Ooo, baby, I want it so bad. Everyone else around me was bitten by the Spring Break bug over the weekend, too. It's the new conversation starter. They're talking about the world's largest and longest keg party at the Panama City Beach, sultry and throbbing nights at South Beach, or fun in the sun down in the Keys. I, myself am heading to a modest little beach of sorts (it went underappreciated too long) and there I will admire the boyfriend while he surfs, build my castles of sand, and just forget there was ever such a thing as winter.
I learned to sing recently. It was a long seventeen years of silence on my part. I was so quiet, there were days I wasn't even sure I existed. But as time passed, I was consumed with this want to make glorious noise; I ached for it. Some tentative vocal lessons ended in disaster. I was frustrated with the notes wouldn't come. And then one day, I had a new instructor, who was patient and daring and oh-so-knowledgeable--I just exploded in song. Gliding up and down the scales turned into full-fledge operas that bring down the house every time.
On days like today, I miss my little sister a lot. It was a role reversal between the two of us, with the older sister being the annoying one. Always ignoring her futile protests and excuses of homework, I'd charge into her room without knocking and we'd hash over the triumphs and disappointments of the day. A day was incomplete until I got *that look* or a gasp or a hysterical fit of giggles from her. I'd bully and tease her, but somehow, she still managed to love me fiercely, and no one can substitute her for all of that.
Watching us, you wouldn't have thought us to be the same people who were so impossibly dramatic three weeks ago. With hands buried deep in warm pockets, we walked out the conversation after the initial cautious and hesitant reacquaintance with one another, and everything. Is. Just. Fine. Go figure. Everything is going to be okay. The rain was falling in a light mist over the city, and beneath the heads of street lamps, it seemed as if the rain was falling to the sky in some uniform motion. I was waiting for the frogs to start falling. Everything is okay.

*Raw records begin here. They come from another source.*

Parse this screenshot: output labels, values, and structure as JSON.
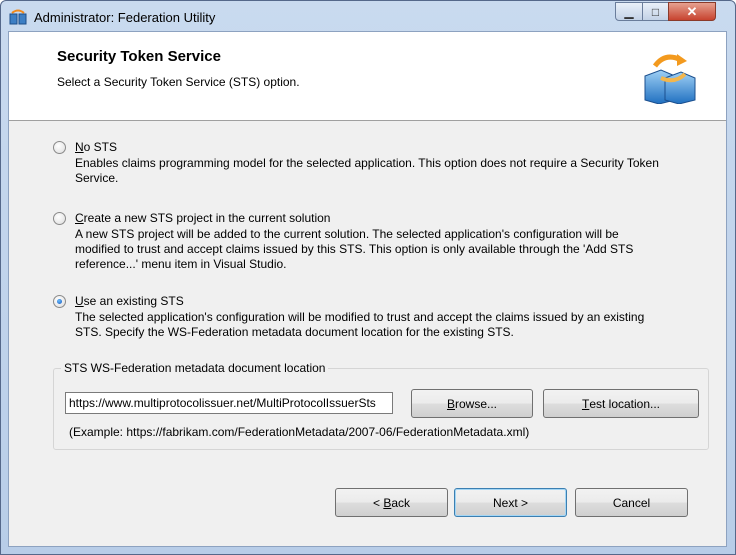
{
  "window": {
    "title": "Administrator: Federation Utility"
  },
  "header": {
    "title": "Security Token Service",
    "subtitle": "Select a Security Token Service (STS) option."
  },
  "options": [
    {
      "label": "No STS",
      "accel": "N",
      "rest": "o STS",
      "description": "Enables claims programming model for the selected application. This option does not require a Security Token Service.",
      "selected": false
    },
    {
      "label": "Create a new STS project in the current solution",
      "accel": "C",
      "rest": "reate a new STS project in the current solution",
      "description": "A new STS project will be added to the current solution. The selected application's configuration will be modified to trust and accept claims issued by this STS. This option is only available through the 'Add STS reference...' menu item in Visual Studio.",
      "selected": false
    },
    {
      "label": "Use an existing STS",
      "accel": "U",
      "rest": "se an existing STS",
      "description": "The selected application's configuration will be modified to trust and accept the claims issued by an existing STS. Specify the WS-Federation metadata document location for the existing STS.",
      "selected": true
    }
  ],
  "metadata": {
    "group_label": "STS WS-Federation metadata document location",
    "url_value": "https://www.multiprotocolissuer.net/MultiProtocolIssuerSts",
    "browse": {
      "accel": "B",
      "rest": "rowse..."
    },
    "test": {
      "accel": "T",
      "rest": "est location..."
    },
    "example": "(Example: https://fabrikam.com/FederationMetadata/2007-06/FederationMetadata.xml)"
  },
  "footer": {
    "back": {
      "prefix": "< ",
      "accel": "B",
      "rest": "ack"
    },
    "next": "Next >",
    "cancel": "Cancel"
  },
  "icons": {
    "app": "federation-app-icon",
    "header": "sts-sync-icon",
    "minimize": "minimize-icon",
    "maximize": "maximize-icon",
    "close": "close-icon"
  }
}
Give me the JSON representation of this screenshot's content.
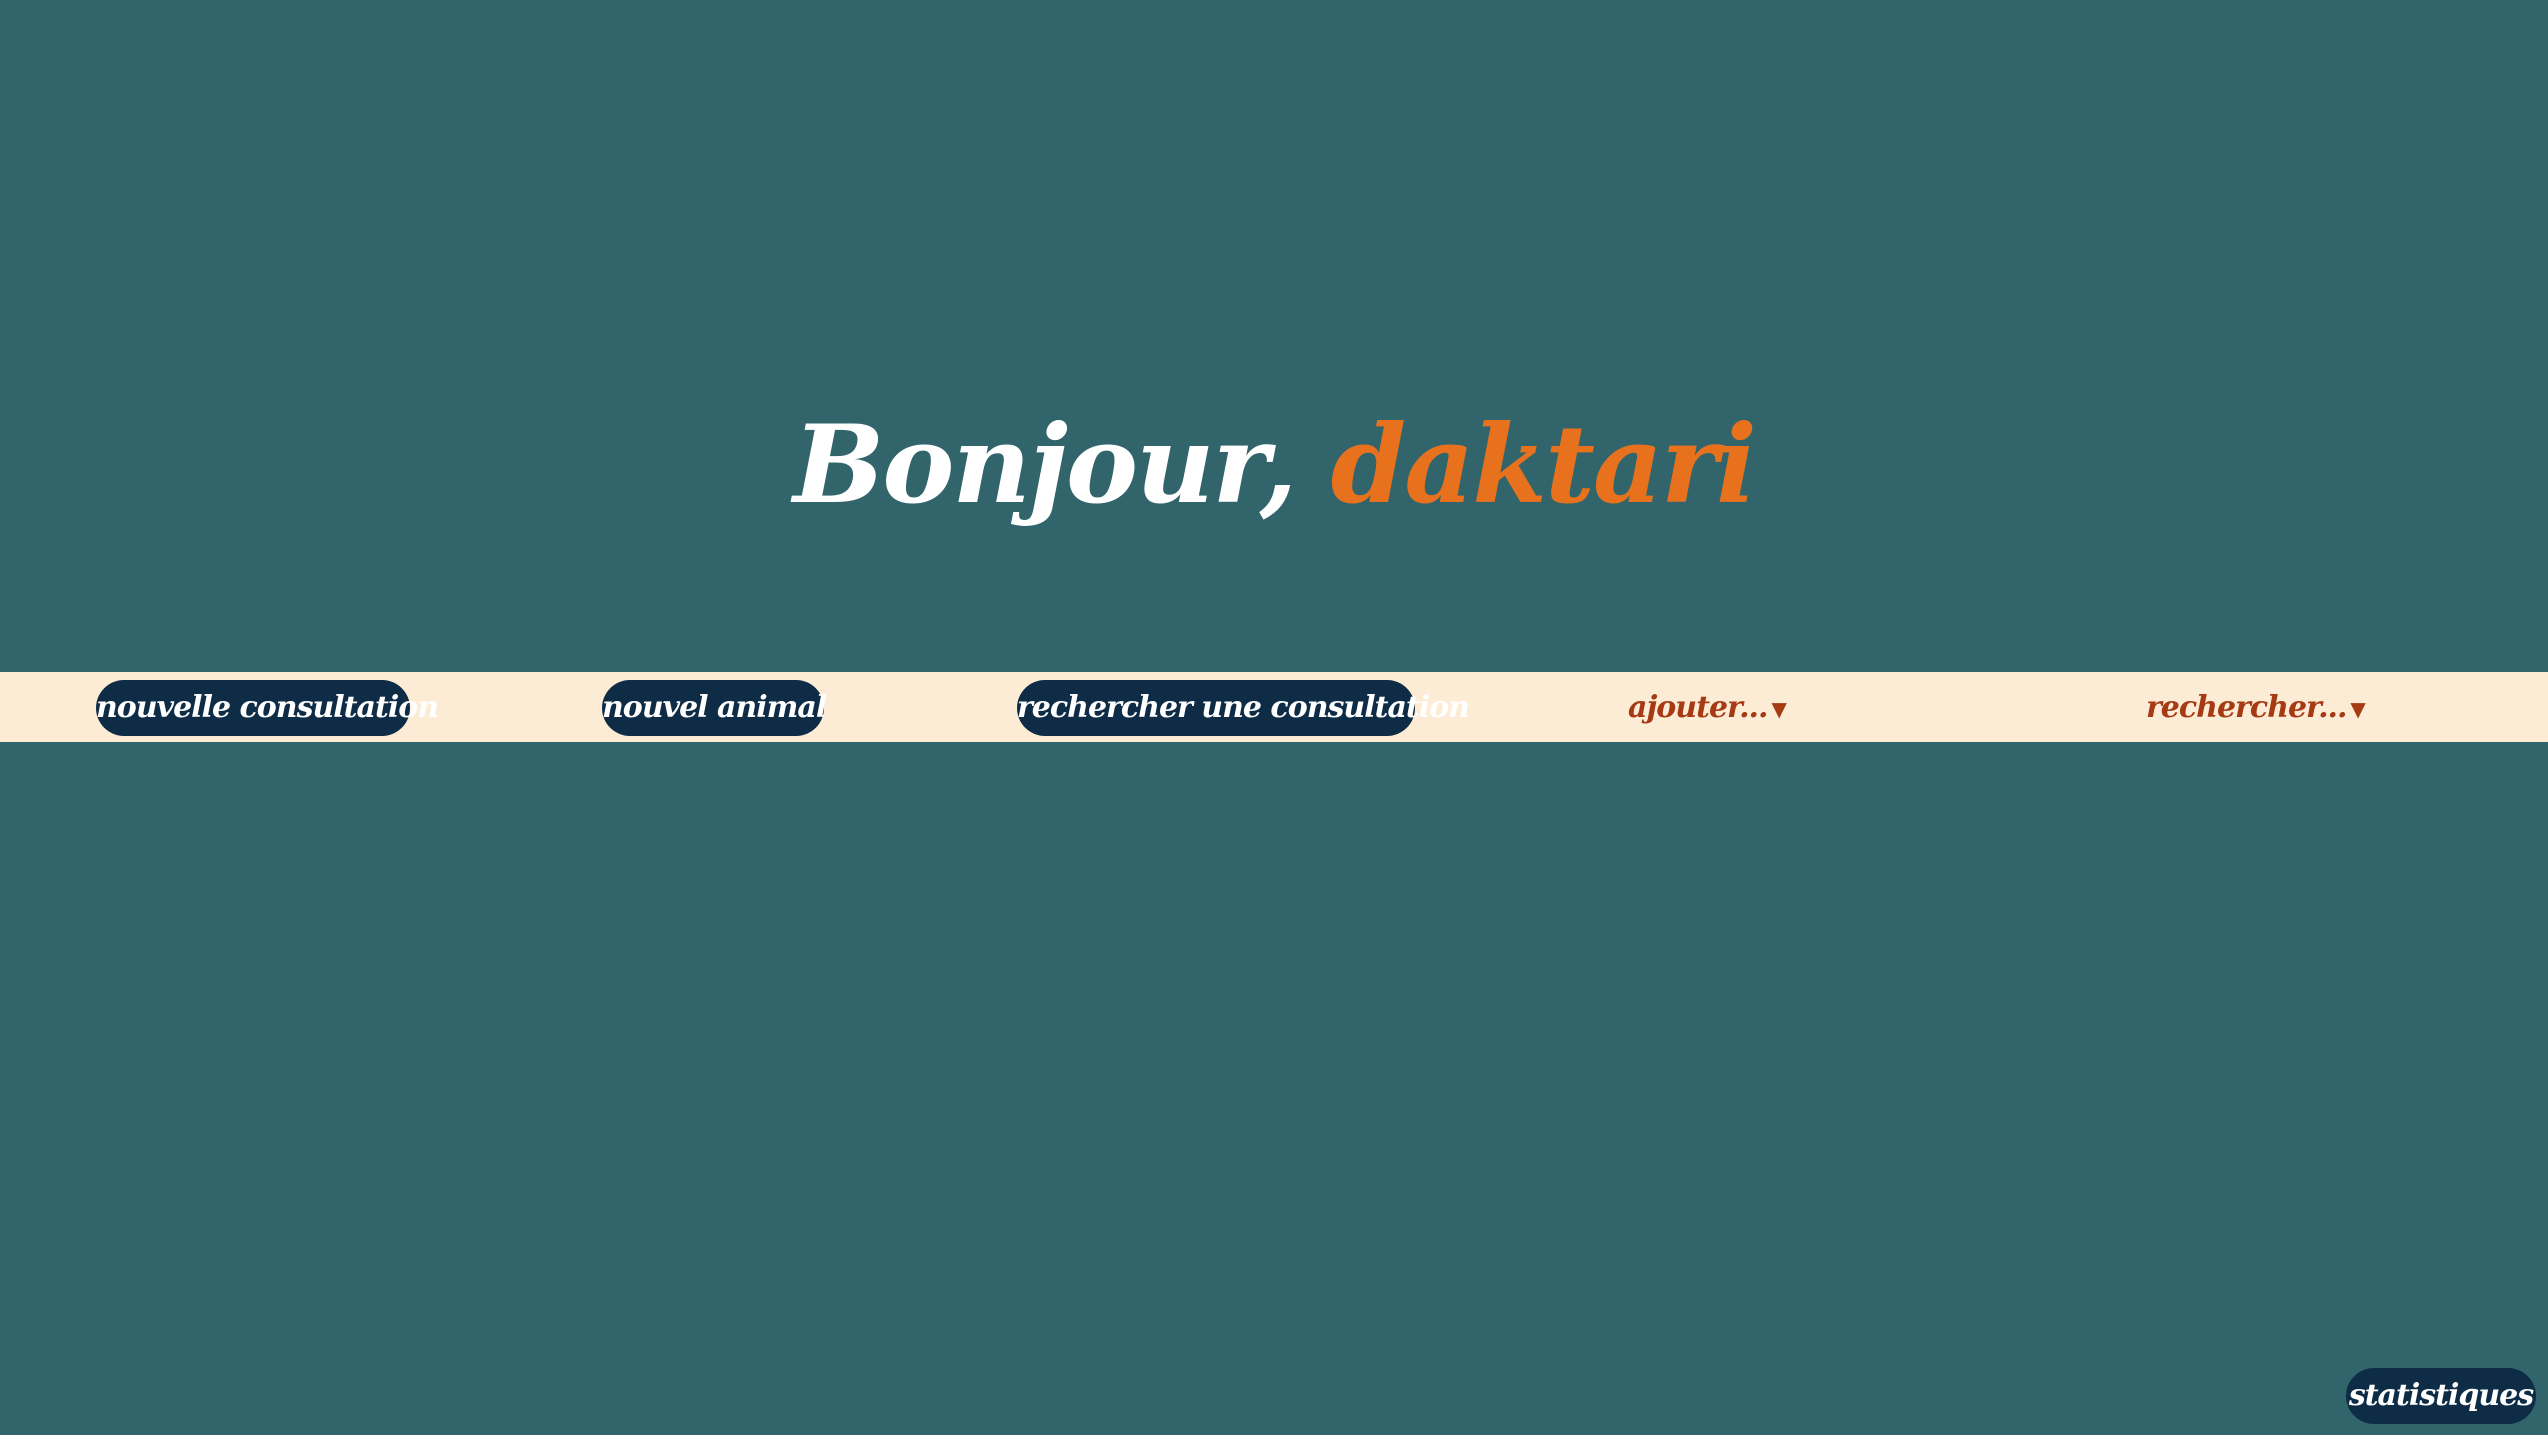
{
  "greeting": {
    "prefix": "Bonjour,",
    "username": "daktari"
  },
  "toolbar": {
    "buttons": [
      {
        "label": "nouvelle consultation"
      },
      {
        "label": "nouvel animal"
      },
      {
        "label": "rechercher une consultation"
      }
    ],
    "dropdowns": [
      {
        "label": "ajouter...",
        "icon": "caret-down-icon"
      },
      {
        "label": "rechercher...",
        "icon": "caret-down-icon"
      }
    ]
  },
  "footer": {
    "stats_label": "statistiques"
  },
  "colors": {
    "background": "#31656b",
    "accent": "#e8711d",
    "toolbar_bg": "#fdecd5",
    "button_bg": "#0e2c45",
    "dropdown_text": "#a53a14"
  }
}
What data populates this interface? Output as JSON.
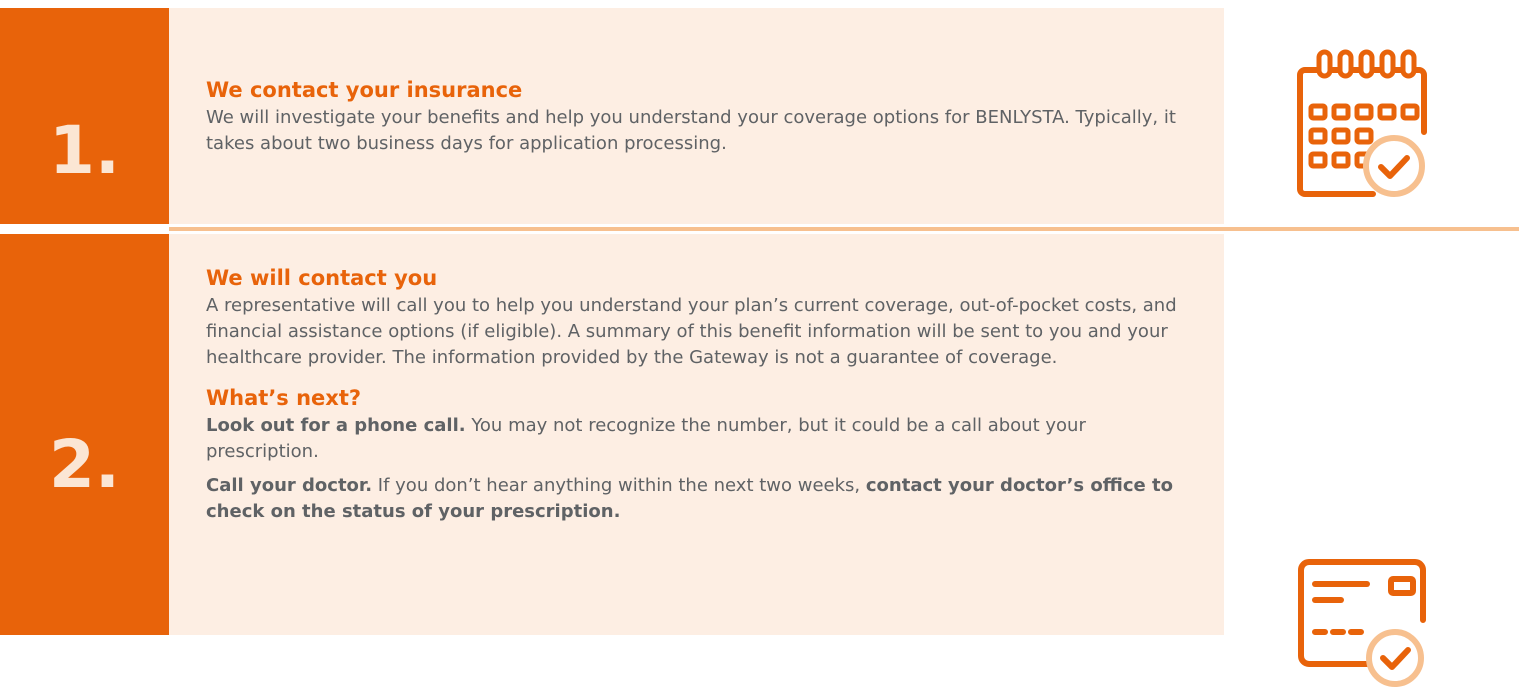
{
  "steps": [
    {
      "number": "1.",
      "heading": "We contact your insurance",
      "body": "We will investigate your benefits and help you understand your coverage options for BENLYSTA. Typically, it takes about two business days for application processing.",
      "icon": "calendar-check-icon"
    },
    {
      "number": "2.",
      "heading": "We will contact you",
      "body": "A representative will call you to help you understand your plan’s current coverage, out-of-pocket costs, and financial assistance options (if eligible). A summary of this benefit information will be sent to you and your healthcare provider. The information provided by the Gateway is not a guarantee of coverage.",
      "subheading": "What’s next?",
      "next_items": [
        {
          "lead": "Look out for a phone call.",
          "text": " You may not recognize the number, but it could be a call about your prescription."
        },
        {
          "lead": "Call your doctor.",
          "text": " If you don’t hear anything within the next two weeks, ",
          "emphasis": "contact your doctor’s office to check on the status of your prescription."
        }
      ],
      "icon": "card-check-icon"
    }
  ],
  "colors": {
    "accent": "#e8630a",
    "panel": "#fdeee3",
    "divider": "#f7c08f",
    "text": "#5f6265",
    "number_text": "#fbe6d4"
  }
}
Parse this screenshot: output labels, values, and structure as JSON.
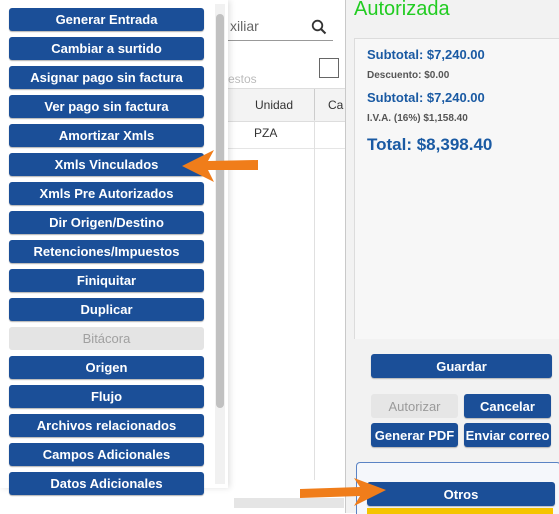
{
  "doc": {
    "search_text": "xiliar",
    "impuestos_text": "estos",
    "columns": [
      "Unidad",
      "Ca"
    ],
    "rows": [
      [
        "PZA"
      ]
    ]
  },
  "totals": {
    "status": "Autorizada",
    "subtotal1": "Subtotal: $7,240.00",
    "descuento": "Descuento: $0.00",
    "subtotal2": "Subtotal: $7,240.00",
    "iva": "I.V.A. (16%) $1,158.40",
    "total": "Total: $8,398.40"
  },
  "actions": {
    "guardar": "Guardar",
    "autorizar": "Autorizar",
    "cancelar": "Cancelar",
    "generar_pdf": "Generar PDF",
    "enviar_correo": "Enviar correo",
    "otros": "Otros"
  },
  "menu": {
    "items": [
      {
        "label": "Generar Entrada",
        "enabled": true
      },
      {
        "label": "Cambiar a surtido",
        "enabled": true
      },
      {
        "label": "Asignar pago sin factura",
        "enabled": true
      },
      {
        "label": "Ver pago sin factura",
        "enabled": true
      },
      {
        "label": "Amortizar Xmls",
        "enabled": true
      },
      {
        "label": "Xmls Vinculados",
        "enabled": true
      },
      {
        "label": "Xmls Pre Autorizados",
        "enabled": true
      },
      {
        "label": "Dir Origen/Destino",
        "enabled": true
      },
      {
        "label": "Retenciones/Impuestos",
        "enabled": true
      },
      {
        "label": "Finiquitar",
        "enabled": true
      },
      {
        "label": "Duplicar",
        "enabled": true
      },
      {
        "label": "Bitácora",
        "enabled": false
      },
      {
        "label": "Origen",
        "enabled": true
      },
      {
        "label": "Flujo",
        "enabled": true
      },
      {
        "label": "Archivos relacionados",
        "enabled": true
      },
      {
        "label": "Campos Adicionales",
        "enabled": true
      },
      {
        "label": "Datos Adicionales",
        "enabled": true
      }
    ]
  },
  "colors": {
    "button_blue": "#1b4f98",
    "status_green": "#22cc22",
    "total_blue": "#1a5aa3",
    "arrow_orange": "#f07d1a",
    "accent_yellow": "#f5c400"
  },
  "icons": {
    "search": "search-icon",
    "arrow": "orange-arrow-icon"
  }
}
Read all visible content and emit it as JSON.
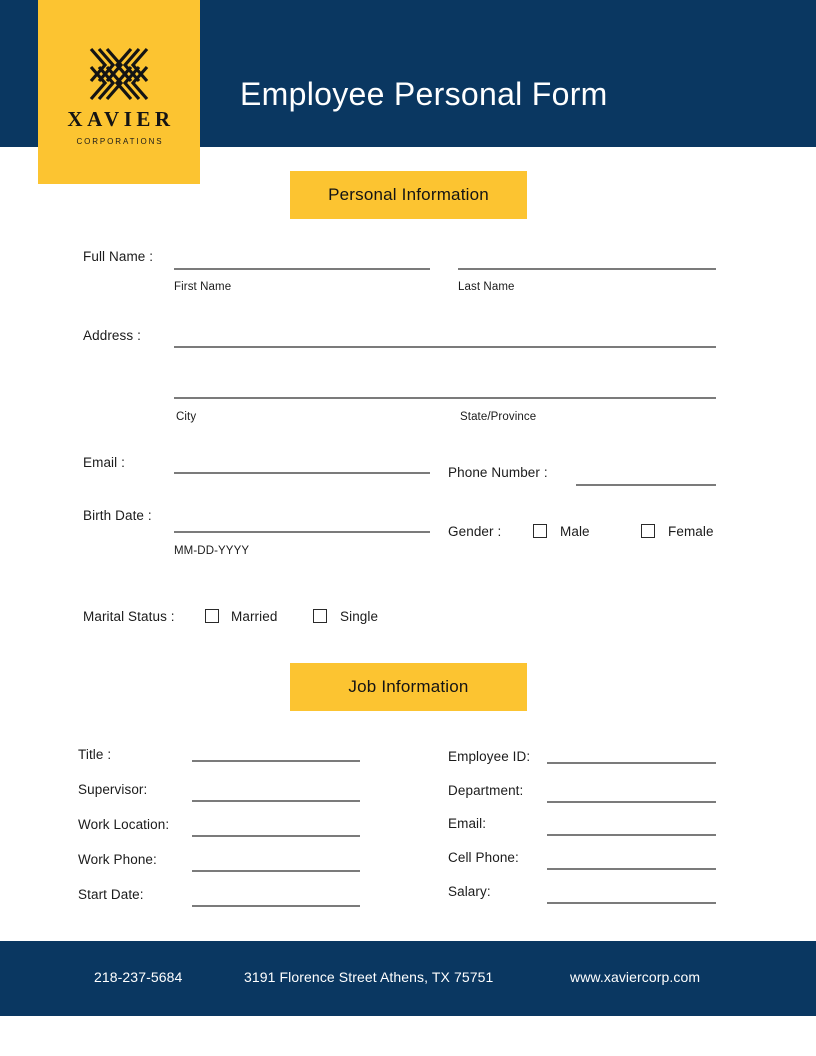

I feel extremely foolish. A phone call yesterday made the offer of possibly nine grand for a summer internship and if interested, to go to an informational meeting. It was only when they hung up the phone that I realized I had no contact number or name of the company with which the internship was affiliated. Against my better judgment, I took the bait. It took twenty minutes for me to understand that this "internship" was a search for potential door-to-door salespeople. I felt so dirty afterwards. Why would I want to become someone who I've always wanted to kill?
Medical school is one of the scariest things that lies ahead. Rivaling it would be the admission to the school of my choice. I'm not stupid. These undergraduate years are just like high school: get the community service, the grades, the job experience, and the test scores, and MAYBE you'll be considered. I talked with deans of admission from Emory, the Mayo Medical School, and Duke. It was thrilling to think I could be part of it, that I could fix the wrongs in this world or increase the wealth of knowledge in medicine. I want it. But I'm scared.
I completely undressed and pulled his green button-down shirt around me. (It's my favorite of his. He was wearing it the first time I was speechless around him.) I took a Stoic-like stance about not seeing him this week, and I worked hard not to mope. My reflection gave a grin that only meant mischief, for the shirt was adorably enormous and hung down to my knees. If only he were here to see this… When I pulled the collar close to my face, I caught a whiff of his scent and knew that I wasn't fooling a single person.
The Tip Jar